Segment Open

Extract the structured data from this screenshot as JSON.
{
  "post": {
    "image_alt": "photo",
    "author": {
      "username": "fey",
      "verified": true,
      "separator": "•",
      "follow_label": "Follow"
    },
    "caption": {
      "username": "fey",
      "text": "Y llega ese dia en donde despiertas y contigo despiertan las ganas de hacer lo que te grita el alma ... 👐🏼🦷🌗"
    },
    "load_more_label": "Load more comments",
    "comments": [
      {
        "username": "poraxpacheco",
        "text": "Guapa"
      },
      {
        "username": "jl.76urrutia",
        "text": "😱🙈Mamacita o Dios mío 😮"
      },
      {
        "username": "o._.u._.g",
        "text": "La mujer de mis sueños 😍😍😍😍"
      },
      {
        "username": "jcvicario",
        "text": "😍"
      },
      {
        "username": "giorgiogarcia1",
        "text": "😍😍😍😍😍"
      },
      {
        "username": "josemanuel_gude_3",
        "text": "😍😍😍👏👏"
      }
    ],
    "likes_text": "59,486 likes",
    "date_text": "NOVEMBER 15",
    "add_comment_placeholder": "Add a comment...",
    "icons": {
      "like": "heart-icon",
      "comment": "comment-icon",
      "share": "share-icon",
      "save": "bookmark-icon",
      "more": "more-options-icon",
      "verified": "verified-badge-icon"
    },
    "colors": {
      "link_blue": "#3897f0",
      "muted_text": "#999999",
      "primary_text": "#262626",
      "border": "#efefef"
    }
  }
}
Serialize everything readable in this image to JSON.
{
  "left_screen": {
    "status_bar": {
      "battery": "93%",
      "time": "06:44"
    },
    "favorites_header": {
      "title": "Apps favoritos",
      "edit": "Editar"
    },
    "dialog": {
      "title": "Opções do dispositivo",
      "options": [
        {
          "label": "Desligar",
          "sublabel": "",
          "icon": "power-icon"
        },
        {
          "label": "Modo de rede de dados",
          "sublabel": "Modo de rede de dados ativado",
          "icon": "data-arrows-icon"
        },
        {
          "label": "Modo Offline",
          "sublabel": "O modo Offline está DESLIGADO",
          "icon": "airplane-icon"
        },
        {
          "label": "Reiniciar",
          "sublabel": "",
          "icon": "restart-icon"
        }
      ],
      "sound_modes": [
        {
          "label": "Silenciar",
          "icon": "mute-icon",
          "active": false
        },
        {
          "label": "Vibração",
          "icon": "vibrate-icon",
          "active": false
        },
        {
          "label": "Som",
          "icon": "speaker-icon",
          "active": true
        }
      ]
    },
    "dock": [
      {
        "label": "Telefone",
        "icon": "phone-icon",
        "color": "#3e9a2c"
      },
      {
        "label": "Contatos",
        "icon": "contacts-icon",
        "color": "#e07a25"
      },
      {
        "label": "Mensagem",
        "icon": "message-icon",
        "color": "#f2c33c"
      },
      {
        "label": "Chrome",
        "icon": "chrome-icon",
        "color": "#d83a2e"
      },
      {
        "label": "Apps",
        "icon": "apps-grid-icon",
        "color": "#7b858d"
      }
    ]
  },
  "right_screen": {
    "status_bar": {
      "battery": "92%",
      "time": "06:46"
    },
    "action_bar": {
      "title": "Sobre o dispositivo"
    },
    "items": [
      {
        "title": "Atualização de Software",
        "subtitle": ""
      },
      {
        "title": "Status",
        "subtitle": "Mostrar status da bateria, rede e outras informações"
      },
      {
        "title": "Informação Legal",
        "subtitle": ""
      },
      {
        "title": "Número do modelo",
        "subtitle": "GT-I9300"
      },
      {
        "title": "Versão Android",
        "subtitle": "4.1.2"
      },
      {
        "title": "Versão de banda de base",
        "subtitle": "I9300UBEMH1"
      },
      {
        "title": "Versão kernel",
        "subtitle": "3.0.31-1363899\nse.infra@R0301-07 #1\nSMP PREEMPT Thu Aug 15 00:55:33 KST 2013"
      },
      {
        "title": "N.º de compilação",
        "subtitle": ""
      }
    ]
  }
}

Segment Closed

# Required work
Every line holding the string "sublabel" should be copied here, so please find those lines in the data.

# Final answer
          "sublabel": "",
          "sublabel": "Modo de rede de dados ativado",
          "sublabel": "O modo Offline está DESLIGADO",
          "sublabel": "",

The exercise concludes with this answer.